DATA IN THIS EXERCISE

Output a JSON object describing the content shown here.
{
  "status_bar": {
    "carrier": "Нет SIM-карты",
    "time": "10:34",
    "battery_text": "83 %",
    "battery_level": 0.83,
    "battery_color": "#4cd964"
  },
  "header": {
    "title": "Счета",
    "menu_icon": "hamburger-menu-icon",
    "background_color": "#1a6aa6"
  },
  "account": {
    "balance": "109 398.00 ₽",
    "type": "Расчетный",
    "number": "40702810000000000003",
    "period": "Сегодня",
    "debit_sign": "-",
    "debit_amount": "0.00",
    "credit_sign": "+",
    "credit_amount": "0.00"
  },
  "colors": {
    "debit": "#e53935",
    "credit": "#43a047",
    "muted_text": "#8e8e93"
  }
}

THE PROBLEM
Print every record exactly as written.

ANSWER SPACE
Output a JSON object describing the content shown here.
{
  "status_bar": {
    "carrier": "Нет SIM-карты",
    "time": "10:34",
    "battery_text": "83 %",
    "battery_level": 0.83,
    "battery_color": "#4cd964"
  },
  "header": {
    "title": "Счета",
    "menu_icon": "hamburger-menu-icon",
    "background_color": "#1a6aa6"
  },
  "account": {
    "balance": "109 398.00 ₽",
    "type": "Расчетный",
    "number": "40702810000000000003",
    "period": "Сегодня",
    "debit_sign": "-",
    "debit_amount": "0.00",
    "credit_sign": "+",
    "credit_amount": "0.00"
  },
  "colors": {
    "debit": "#e53935",
    "credit": "#43a047",
    "muted_text": "#8e8e93"
  }
}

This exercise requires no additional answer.